* **MATERIAL SUPPLIED**:
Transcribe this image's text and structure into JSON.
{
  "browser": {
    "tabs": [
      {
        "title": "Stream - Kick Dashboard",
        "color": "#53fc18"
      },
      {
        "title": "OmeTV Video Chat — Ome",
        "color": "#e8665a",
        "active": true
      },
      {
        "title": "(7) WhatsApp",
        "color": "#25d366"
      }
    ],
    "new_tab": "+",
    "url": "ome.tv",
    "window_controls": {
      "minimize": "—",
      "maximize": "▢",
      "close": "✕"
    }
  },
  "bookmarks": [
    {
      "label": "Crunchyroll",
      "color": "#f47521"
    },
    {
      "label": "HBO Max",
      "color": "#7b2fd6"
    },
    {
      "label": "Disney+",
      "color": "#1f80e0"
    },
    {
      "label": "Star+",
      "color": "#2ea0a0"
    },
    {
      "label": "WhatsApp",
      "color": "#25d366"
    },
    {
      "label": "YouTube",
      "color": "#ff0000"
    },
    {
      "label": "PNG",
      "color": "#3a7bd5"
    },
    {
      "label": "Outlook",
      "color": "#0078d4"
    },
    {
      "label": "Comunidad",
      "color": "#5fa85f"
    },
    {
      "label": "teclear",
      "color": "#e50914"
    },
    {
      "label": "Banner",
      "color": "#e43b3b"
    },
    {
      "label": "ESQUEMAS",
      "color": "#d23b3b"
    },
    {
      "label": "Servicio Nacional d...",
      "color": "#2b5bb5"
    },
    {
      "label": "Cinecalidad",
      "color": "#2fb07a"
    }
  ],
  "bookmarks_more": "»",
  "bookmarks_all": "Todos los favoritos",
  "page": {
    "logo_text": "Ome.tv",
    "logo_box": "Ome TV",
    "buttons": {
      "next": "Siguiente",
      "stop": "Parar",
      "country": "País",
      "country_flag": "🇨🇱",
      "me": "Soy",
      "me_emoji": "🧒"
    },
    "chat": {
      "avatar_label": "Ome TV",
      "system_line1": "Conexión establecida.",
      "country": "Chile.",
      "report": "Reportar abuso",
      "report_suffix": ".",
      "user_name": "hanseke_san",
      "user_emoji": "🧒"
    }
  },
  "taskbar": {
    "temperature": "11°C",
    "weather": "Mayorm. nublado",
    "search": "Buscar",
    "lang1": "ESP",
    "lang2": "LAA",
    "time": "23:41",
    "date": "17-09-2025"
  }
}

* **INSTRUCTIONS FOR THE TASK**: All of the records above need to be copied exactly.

* **WRITTEN REPLY**:
Transcribe this image's text and structure into JSON.
{
  "browser": {
    "tabs": [
      {
        "title": "Stream - Kick Dashboard",
        "color": "#53fc18"
      },
      {
        "title": "OmeTV Video Chat — Ome",
        "color": "#e8665a",
        "active": true
      },
      {
        "title": "(7) WhatsApp",
        "color": "#25d366"
      }
    ],
    "new_tab": "+",
    "url": "ome.tv",
    "window_controls": {
      "minimize": "—",
      "maximize": "▢",
      "close": "✕"
    }
  },
  "bookmarks": [
    {
      "label": "Crunchyroll",
      "color": "#f47521"
    },
    {
      "label": "HBO Max",
      "color": "#7b2fd6"
    },
    {
      "label": "Disney+",
      "color": "#1f80e0"
    },
    {
      "label": "Star+",
      "color": "#2ea0a0"
    },
    {
      "label": "WhatsApp",
      "color": "#25d366"
    },
    {
      "label": "YouTube",
      "color": "#ff0000"
    },
    {
      "label": "PNG",
      "color": "#3a7bd5"
    },
    {
      "label": "Outlook",
      "color": "#0078d4"
    },
    {
      "label": "Comunidad",
      "color": "#5fa85f"
    },
    {
      "label": "teclear",
      "color": "#e50914"
    },
    {
      "label": "Banner",
      "color": "#e43b3b"
    },
    {
      "label": "ESQUEMAS",
      "color": "#d23b3b"
    },
    {
      "label": "Servicio Nacional d...",
      "color": "#2b5bb5"
    },
    {
      "label": "Cinecalidad",
      "color": "#2fb07a"
    }
  ],
  "bookmarks_more": "»",
  "bookmarks_all": "Todos los favoritos",
  "page": {
    "logo_text": "Ome.tv",
    "logo_box": "Ome TV",
    "buttons": {
      "next": "Siguiente",
      "stop": "Parar",
      "country": "País",
      "country_flag": "🇨🇱",
      "me": "Soy",
      "me_emoji": "🧒"
    },
    "chat": {
      "avatar_label": "Ome TV",
      "system_line1": "Conexión establecida.",
      "country": "Chile.",
      "report": "Reportar abuso",
      "report_suffix": ".",
      "user_name": "hanseke_san",
      "user_emoji": "🧒"
    }
  },
  "taskbar": {
    "temperature": "11°C",
    "weather": "Mayorm. nublado",
    "search": "Buscar",
    "lang1": "ESP",
    "lang2": "LAA",
    "time": "23:41",
    "date": "17-09-2025"
  }
}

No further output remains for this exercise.